*Task directions*
Search the entries below for the string "screenshot" and copy the lines that hold it.

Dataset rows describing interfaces
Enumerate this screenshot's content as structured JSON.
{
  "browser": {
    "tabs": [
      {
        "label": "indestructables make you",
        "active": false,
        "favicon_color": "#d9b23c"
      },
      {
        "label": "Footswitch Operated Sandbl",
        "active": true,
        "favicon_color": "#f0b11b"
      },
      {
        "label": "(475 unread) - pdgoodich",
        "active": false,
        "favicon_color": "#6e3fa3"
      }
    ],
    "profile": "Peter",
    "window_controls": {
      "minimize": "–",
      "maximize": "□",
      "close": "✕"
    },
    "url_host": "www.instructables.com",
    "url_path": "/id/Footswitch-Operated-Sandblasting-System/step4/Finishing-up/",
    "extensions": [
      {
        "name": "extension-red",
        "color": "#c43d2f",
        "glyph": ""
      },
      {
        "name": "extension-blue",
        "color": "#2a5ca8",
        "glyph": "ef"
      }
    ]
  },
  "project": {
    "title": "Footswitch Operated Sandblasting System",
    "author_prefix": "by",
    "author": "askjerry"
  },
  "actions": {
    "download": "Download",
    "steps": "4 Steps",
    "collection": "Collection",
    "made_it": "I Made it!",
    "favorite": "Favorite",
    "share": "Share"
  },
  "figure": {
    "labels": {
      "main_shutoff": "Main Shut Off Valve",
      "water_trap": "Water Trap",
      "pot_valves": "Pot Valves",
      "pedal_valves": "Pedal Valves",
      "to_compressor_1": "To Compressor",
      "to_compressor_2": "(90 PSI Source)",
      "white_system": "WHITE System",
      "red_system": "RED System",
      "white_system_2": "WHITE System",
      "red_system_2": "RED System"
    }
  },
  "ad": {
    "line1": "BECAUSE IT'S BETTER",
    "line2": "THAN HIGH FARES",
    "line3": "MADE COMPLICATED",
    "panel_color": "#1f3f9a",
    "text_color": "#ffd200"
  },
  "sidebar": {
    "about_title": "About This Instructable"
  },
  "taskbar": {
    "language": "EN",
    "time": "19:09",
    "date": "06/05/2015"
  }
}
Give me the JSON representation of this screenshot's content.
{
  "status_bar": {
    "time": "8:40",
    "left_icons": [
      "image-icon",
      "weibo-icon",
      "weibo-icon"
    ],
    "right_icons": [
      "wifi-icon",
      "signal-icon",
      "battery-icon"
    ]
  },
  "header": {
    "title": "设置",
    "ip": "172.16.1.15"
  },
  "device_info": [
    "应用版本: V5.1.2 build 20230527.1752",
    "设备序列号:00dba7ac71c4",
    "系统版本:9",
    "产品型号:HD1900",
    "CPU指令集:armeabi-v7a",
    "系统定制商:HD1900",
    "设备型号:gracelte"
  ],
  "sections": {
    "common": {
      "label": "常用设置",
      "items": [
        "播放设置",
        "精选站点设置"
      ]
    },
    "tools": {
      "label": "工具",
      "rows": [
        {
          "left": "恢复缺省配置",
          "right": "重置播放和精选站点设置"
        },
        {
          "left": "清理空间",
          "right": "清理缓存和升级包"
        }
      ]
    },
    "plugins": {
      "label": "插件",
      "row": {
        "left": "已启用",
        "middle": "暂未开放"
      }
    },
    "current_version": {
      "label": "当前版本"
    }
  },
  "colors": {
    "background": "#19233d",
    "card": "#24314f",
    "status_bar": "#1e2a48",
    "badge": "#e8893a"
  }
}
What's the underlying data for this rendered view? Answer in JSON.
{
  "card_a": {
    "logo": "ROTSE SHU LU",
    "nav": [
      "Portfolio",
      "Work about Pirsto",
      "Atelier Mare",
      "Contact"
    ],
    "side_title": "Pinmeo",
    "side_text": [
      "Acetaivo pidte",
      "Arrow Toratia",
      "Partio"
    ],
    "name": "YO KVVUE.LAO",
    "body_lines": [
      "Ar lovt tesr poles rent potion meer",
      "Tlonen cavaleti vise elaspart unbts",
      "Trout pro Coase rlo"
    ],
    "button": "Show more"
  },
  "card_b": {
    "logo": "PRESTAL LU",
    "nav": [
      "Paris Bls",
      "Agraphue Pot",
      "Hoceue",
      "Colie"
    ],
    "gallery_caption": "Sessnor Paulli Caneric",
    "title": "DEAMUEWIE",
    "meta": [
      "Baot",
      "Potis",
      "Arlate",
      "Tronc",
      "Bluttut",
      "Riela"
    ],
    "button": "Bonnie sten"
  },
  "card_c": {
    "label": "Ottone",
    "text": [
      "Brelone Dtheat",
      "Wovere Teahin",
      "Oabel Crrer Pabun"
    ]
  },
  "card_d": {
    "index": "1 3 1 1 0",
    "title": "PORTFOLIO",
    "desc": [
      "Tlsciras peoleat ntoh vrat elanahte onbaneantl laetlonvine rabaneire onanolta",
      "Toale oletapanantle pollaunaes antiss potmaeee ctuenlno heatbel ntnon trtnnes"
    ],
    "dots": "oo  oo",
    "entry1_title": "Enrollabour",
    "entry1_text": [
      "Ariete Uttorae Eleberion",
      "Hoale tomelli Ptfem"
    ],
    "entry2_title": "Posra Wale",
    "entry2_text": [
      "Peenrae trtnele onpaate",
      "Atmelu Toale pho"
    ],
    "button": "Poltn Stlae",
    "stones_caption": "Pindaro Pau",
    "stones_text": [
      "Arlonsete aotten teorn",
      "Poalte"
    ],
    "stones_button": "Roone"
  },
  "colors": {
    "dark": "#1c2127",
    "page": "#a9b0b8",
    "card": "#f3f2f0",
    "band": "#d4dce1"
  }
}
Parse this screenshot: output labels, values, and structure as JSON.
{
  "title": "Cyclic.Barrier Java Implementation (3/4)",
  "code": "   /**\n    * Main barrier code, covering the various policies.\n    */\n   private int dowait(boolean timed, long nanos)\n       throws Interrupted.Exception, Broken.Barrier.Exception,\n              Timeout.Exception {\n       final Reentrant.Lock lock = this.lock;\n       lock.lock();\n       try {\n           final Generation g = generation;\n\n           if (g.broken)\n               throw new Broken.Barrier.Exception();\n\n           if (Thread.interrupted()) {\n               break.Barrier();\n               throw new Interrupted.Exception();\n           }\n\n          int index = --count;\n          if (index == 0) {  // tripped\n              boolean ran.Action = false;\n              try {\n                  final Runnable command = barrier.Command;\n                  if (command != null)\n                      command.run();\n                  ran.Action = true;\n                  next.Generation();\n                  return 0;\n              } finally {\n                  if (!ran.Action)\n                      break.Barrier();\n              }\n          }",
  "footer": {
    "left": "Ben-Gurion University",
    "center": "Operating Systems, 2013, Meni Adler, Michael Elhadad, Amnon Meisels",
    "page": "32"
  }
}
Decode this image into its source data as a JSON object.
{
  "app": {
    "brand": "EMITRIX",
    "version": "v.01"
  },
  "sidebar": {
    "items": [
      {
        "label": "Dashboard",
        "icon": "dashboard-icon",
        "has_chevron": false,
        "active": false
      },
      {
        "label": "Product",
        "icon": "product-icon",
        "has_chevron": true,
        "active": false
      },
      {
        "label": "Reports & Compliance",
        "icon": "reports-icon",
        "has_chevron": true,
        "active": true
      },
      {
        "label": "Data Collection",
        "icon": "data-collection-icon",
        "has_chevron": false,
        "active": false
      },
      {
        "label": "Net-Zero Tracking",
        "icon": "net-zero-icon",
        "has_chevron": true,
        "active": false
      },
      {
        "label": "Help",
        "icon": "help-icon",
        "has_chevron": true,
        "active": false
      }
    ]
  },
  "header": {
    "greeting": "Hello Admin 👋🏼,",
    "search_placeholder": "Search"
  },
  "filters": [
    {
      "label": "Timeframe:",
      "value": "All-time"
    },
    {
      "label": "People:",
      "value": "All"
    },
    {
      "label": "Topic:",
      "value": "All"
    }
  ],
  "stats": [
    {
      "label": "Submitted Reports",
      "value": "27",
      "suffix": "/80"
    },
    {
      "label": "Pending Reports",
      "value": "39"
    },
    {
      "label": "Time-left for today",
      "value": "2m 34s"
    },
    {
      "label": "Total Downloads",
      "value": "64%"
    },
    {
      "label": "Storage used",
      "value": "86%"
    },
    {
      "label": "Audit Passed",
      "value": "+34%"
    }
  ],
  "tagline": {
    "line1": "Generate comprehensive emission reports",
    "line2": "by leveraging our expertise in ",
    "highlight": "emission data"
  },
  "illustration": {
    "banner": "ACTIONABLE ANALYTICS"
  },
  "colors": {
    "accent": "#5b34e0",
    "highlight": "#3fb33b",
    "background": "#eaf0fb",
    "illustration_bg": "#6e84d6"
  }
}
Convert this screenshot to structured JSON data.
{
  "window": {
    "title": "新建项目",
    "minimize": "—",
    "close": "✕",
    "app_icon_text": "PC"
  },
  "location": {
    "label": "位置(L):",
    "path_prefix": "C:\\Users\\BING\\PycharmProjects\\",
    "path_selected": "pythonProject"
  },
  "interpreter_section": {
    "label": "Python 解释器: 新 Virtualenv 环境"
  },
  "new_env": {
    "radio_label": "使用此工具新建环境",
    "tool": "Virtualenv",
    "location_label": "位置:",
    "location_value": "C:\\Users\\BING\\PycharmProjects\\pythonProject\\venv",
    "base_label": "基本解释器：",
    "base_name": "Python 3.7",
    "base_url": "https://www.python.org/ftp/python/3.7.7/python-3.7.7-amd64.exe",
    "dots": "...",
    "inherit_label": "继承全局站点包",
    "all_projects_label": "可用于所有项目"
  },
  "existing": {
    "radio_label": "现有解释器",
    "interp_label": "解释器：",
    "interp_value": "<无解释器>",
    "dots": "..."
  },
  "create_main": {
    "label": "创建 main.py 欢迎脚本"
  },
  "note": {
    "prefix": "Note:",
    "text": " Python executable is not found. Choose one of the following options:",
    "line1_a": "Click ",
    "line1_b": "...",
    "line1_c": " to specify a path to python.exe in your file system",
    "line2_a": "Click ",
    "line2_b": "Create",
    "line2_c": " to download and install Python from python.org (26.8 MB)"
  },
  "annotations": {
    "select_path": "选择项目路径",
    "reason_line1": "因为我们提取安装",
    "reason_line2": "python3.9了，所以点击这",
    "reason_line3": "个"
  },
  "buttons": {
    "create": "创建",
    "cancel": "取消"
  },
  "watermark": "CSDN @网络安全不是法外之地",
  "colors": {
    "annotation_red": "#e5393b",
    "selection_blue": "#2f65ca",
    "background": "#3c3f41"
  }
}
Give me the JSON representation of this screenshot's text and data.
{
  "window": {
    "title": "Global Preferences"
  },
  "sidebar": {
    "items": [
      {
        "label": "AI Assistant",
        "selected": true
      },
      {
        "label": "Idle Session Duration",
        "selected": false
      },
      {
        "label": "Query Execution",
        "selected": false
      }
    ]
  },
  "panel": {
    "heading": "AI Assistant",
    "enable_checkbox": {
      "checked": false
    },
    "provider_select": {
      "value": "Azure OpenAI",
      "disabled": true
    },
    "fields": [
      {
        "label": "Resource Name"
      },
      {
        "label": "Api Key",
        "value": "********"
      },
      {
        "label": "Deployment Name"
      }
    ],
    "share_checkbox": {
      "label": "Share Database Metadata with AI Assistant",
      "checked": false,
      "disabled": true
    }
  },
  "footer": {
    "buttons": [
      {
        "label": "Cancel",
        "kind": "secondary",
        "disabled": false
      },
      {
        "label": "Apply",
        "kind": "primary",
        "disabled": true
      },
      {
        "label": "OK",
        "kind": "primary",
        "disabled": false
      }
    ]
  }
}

*Solution to this problem*
Enumerate this screenshot's content as structured JSON.
Give me the JSON representation of this screenshot's content.
Parse this screenshot: output labels, values, and structure as JSON.
Convert this screenshot to structured JSON data.
Give me the JSON representation of this screenshot's text and data.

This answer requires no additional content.